Researchers at the National University of Singapore (NUS) and Tohoku University have discovered a way to use magnetic tunneling junctions (MTJs) for harvesting 2.4GHz RF energy and turning it into DC current.
Magnetic Tunnel Junctions (MTJs) consist of two layers of magnetic material separated by an insulator layer with a thickness of about 1nm. The insulating layer is so thin that electrons can tunnel through the barrier if a bias voltage is applied between the two metal electrodes. Because of their non-linear electrical characteristics, these junctions can act as high frequency oscillators and rectifiers.
Earlier studies have indicated that the frequency response of MTJs can be enhanced if several were coupled through electrical connections. The researchers at the Tohoku University fabricated 80 x 200nm ‘canted anisotropy’ MTJs. Here four MTJs were connected in series or parallel with some external DC bias. The researchers found that they indeed self-oscillate. The system initially started as unsynchronized oscillators but as the current increased, they became more harmonious and were fully synchronized by a few milliamps.
The ferromagnetic resonance of these MTJs can be adjusted by applying an external magnetic field. Talking about the output power, the parallel combination produced a particularly clean output at 2.4GHz: with 8.4MHz bandwidth at 850nW.
With this system, 30mV was generated without any magnetic bias, which is enough to power a red LED via an LTC3108 DC-DC converter.

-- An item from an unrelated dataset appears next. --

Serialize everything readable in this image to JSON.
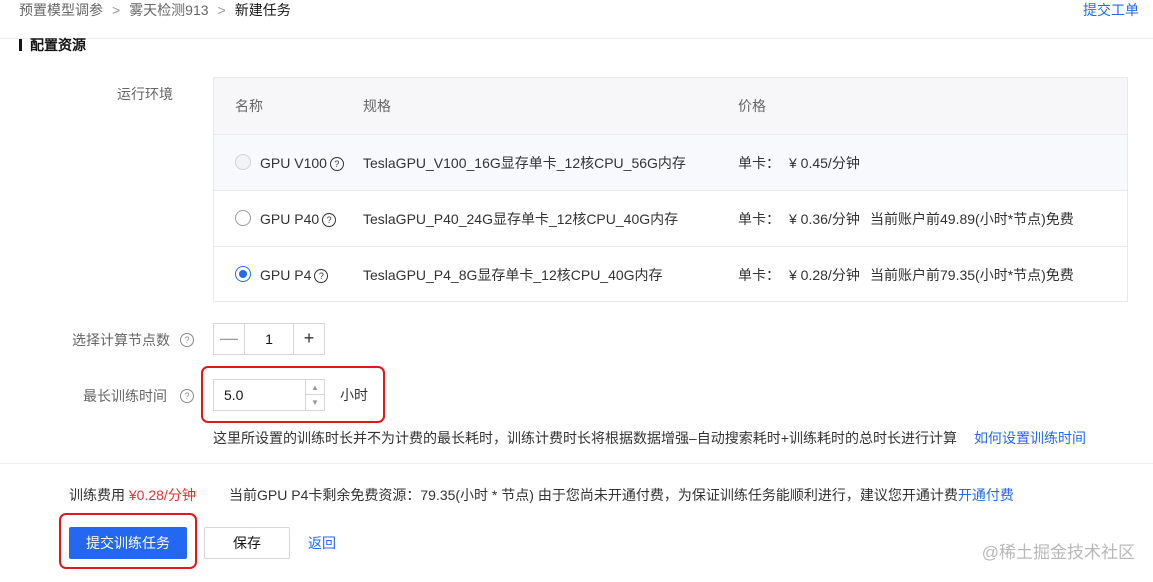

The study is published in the Nature Communications paper ‘Electrically connected spin-torque oscillators for 2.4 GHz WiFi band transmission and energy harvesting‘.